She, Hennerty, and Becky Wise, 26, are the three who have been campaigning on his behalf, trying to raise money and awareness of his case.
Their hope is in winning post-conviction relief, and through it reducing his original sentence from 545 days to 364 days. Shortening his old sentence to anything less than a year in criminal court would mean that Airaldi would not be considered an aggravated felon by legal definition.
“If you have been convicted of an aggravated felony, it makes you subject to be removed,” said Weber. “But what people fight about in immigration court is when they might have a form of relief to overcome that. It’s not the issue of whether or not you’re removable. It’s if you have a ground for relief of removability.”
In Airaldi’s case, his ground for relief is based on the fact that the possible immigration consequences of his 2000 guilty plea were not made clear to him.
In March 2010, the Supreme Court ruled in Padilla v. Kentucky that immigrants charged with a crime must be told by their lawyers that a guilty plea can result in deportation. The case revolved around Honduran immigrant Jose Padilla, who took the advice of his lawyer and pleaded guilty to a drug charge but was unaware that it would put him at risk of deportation. He claimed ineffective assistance of counsel, which can enable a conviction to be overturned under the Sixth Amendment.
Using Padilla v. Kentucky as precedent, Airaldi has a chance to have his petition for post-conviction relief approved, said Tychan. If that happens, Airaldi’s record would change on paper, and it would show a conviction that is less than a year long. This would consequently demote his aggravated felony conviction in immigration court and he would not be considered deportable any longer.
But for Airaldi, it isn’t just about uprooting and changing the past. Being suddenly detained has also cause his present life to come undone.

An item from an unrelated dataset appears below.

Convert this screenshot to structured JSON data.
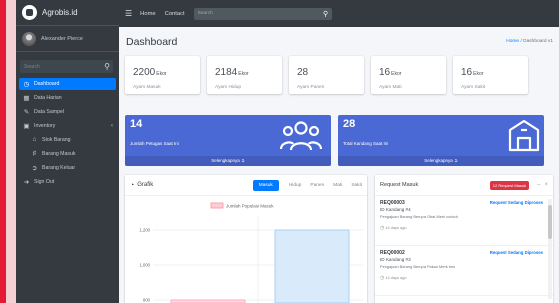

The owner of Greenpoint Bikes has already hired a replacement. Adam Sosnicki, 38, originally hired Airaldi through Craigslist. Sosnicki already owned Uro Café and wanted to open a bike store as well, despite knowing little about them. Sosnicki said that when Airaldi walked in, Airaldi was the first prospective employee Sosnicki liked.
“He was one of the best guys who came in when we opened,” said Sosnicki.
Although Airaldi only worked at the store for three months, he was so commonly associated with the shop that many people, including his friends, mistook him as a co-owner.
“Adam may be the main financer, but Pablo built out the whole place,” said Hennerty. “It’s common knowledge.”
Although Sosnicki thought it was odd, he admits that he wasn’t there at the shop most of the time and that Airaldi played a big role in the store’s nascent stages. Airaldi organized an art show at the building to attract customers and to increase the store’s presence in Greenpoint. It only began to irk Sosnicki when a local website wrote that Greenpoint Bikes now had two owners.
Sosnicki chose not to confront Airaldi, who he believed helped to perpetuate the misunderstanding, and remains hesitant to talk about it now in fears of hurting Airaldi’s immigration case.
“He’s locked up, I feel bad. If it helps his case that people think he owns it, okay,” said Sosnicki. “He is knowledgeable, in all honesty he is, about bikes,” he later adds. Sosnicki has since hired a replacement for Airaldi and said the shop is doing “better than ever.”
In the meantime, Airaldi remains in the Hudson County Correctional Center until his next hearing on January 6, 2011. The possibility of Airaldi returning to the bike shop, however, is unlikely.
“I don’t really want to talk about it,” said Airaldi avoiding the details. “From what I know, there was a verbal agreement that had been said, but it’s been disregarded. It’s a sore spot for me but what can you do? That’s what happens when you go to jail.”